┌─ Data listing

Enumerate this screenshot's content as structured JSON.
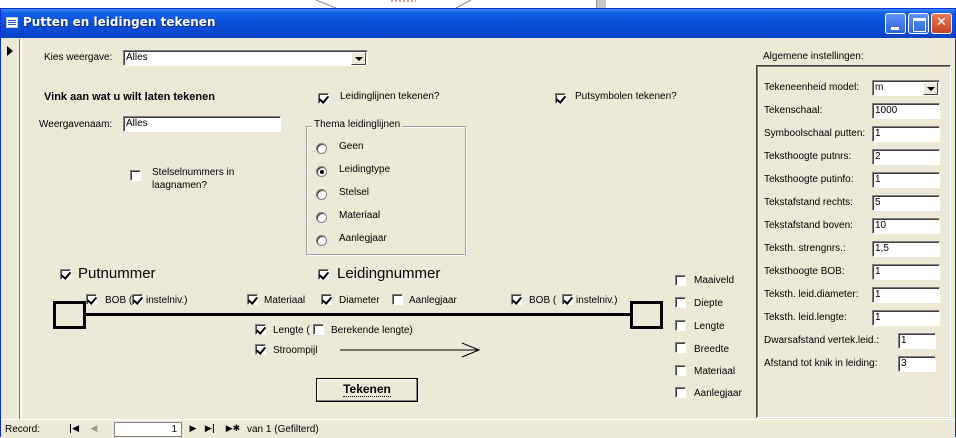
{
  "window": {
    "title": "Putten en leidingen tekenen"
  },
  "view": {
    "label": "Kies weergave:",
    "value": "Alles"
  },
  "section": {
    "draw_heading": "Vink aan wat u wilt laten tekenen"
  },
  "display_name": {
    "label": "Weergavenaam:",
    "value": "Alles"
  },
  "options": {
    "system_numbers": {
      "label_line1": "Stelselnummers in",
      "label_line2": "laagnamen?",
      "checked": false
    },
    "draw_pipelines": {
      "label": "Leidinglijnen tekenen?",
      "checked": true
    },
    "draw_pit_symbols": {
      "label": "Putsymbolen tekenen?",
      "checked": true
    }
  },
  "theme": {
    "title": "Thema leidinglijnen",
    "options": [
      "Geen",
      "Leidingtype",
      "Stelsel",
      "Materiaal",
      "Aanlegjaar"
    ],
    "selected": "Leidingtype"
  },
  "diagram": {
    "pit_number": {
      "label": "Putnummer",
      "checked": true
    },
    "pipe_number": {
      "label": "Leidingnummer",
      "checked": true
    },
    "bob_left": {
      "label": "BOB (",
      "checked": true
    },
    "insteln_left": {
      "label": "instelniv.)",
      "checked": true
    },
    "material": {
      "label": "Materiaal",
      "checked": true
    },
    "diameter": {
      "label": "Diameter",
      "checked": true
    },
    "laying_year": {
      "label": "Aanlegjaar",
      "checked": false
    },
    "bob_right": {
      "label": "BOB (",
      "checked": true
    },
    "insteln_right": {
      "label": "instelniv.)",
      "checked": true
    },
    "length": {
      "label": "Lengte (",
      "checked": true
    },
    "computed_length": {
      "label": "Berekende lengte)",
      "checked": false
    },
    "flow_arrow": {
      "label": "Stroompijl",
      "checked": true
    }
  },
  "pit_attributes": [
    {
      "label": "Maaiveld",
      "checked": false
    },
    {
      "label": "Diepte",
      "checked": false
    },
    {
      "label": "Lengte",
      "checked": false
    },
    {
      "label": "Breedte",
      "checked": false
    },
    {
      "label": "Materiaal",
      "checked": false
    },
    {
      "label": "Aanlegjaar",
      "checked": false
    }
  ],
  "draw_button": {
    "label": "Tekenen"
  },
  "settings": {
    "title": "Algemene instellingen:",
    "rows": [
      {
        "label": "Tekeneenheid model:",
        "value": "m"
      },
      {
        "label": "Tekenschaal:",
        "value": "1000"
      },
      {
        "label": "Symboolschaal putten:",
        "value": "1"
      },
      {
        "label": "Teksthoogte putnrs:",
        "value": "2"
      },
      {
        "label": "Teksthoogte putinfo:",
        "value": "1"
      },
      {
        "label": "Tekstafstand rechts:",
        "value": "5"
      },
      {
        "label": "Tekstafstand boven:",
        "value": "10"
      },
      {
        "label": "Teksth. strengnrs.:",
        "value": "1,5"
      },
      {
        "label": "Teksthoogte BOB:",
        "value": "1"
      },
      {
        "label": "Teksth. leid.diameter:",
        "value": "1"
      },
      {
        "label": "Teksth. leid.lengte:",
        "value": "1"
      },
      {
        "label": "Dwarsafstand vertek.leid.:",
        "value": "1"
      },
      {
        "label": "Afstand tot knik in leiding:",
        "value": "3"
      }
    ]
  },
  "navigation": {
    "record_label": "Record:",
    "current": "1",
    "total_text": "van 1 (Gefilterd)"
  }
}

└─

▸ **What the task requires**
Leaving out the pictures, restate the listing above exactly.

▸ **Exercise solution**
Enumerate this screenshot's content as structured JSON.
{
  "window": {
    "title": "Putten en leidingen tekenen"
  },
  "view": {
    "label": "Kies weergave:",
    "value": "Alles"
  },
  "section": {
    "draw_heading": "Vink aan wat u wilt laten tekenen"
  },
  "display_name": {
    "label": "Weergavenaam:",
    "value": "Alles"
  },
  "options": {
    "system_numbers": {
      "label_line1": "Stelselnummers in",
      "label_line2": "laagnamen?",
      "checked": false
    },
    "draw_pipelines": {
      "label": "Leidinglijnen tekenen?",
      "checked": true
    },
    "draw_pit_symbols": {
      "label": "Putsymbolen tekenen?",
      "checked": true
    }
  },
  "theme": {
    "title": "Thema leidinglijnen",
    "options": [
      "Geen",
      "Leidingtype",
      "Stelsel",
      "Materiaal",
      "Aanlegjaar"
    ],
    "selected": "Leidingtype"
  },
  "diagram": {
    "pit_number": {
      "label": "Putnummer",
      "checked": true
    },
    "pipe_number": {
      "label": "Leidingnummer",
      "checked": true
    },
    "bob_left": {
      "label": "BOB (",
      "checked": true
    },
    "insteln_left": {
      "label": "instelniv.)",
      "checked": true
    },
    "material": {
      "label": "Materiaal",
      "checked": true
    },
    "diameter": {
      "label": "Diameter",
      "checked": true
    },
    "laying_year": {
      "label": "Aanlegjaar",
      "checked": false
    },
    "bob_right": {
      "label": "BOB (",
      "checked": true
    },
    "insteln_right": {
      "label": "instelniv.)",
      "checked": true
    },
    "length": {
      "label": "Lengte (",
      "checked": true
    },
    "computed_length": {
      "label": "Berekende lengte)",
      "checked": false
    },
    "flow_arrow": {
      "label": "Stroompijl",
      "checked": true
    }
  },
  "pit_attributes": [
    {
      "label": "Maaiveld",
      "checked": false
    },
    {
      "label": "Diepte",
      "checked": false
    },
    {
      "label": "Lengte",
      "checked": false
    },
    {
      "label": "Breedte",
      "checked": false
    },
    {
      "label": "Materiaal",
      "checked": false
    },
    {
      "label": "Aanlegjaar",
      "checked": false
    }
  ],
  "draw_button": {
    "label": "Tekenen"
  },
  "settings": {
    "title": "Algemene instellingen:",
    "rows": [
      {
        "label": "Tekeneenheid model:",
        "value": "m"
      },
      {
        "label": "Tekenschaal:",
        "value": "1000"
      },
      {
        "label": "Symboolschaal putten:",
        "value": "1"
      },
      {
        "label": "Teksthoogte putnrs:",
        "value": "2"
      },
      {
        "label": "Teksthoogte putinfo:",
        "value": "1"
      },
      {
        "label": "Tekstafstand rechts:",
        "value": "5"
      },
      {
        "label": "Tekstafstand boven:",
        "value": "10"
      },
      {
        "label": "Teksth. strengnrs.:",
        "value": "1,5"
      },
      {
        "label": "Teksthoogte BOB:",
        "value": "1"
      },
      {
        "label": "Teksth. leid.diameter:",
        "value": "1"
      },
      {
        "label": "Teksth. leid.lengte:",
        "value": "1"
      },
      {
        "label": "Dwarsafstand vertek.leid.:",
        "value": "1"
      },
      {
        "label": "Afstand tot knik in leiding:",
        "value": "3"
      }
    ]
  },
  "navigation": {
    "record_label": "Record:",
    "current": "1",
    "total_text": "van 1 (Gefilterd)"
  }
}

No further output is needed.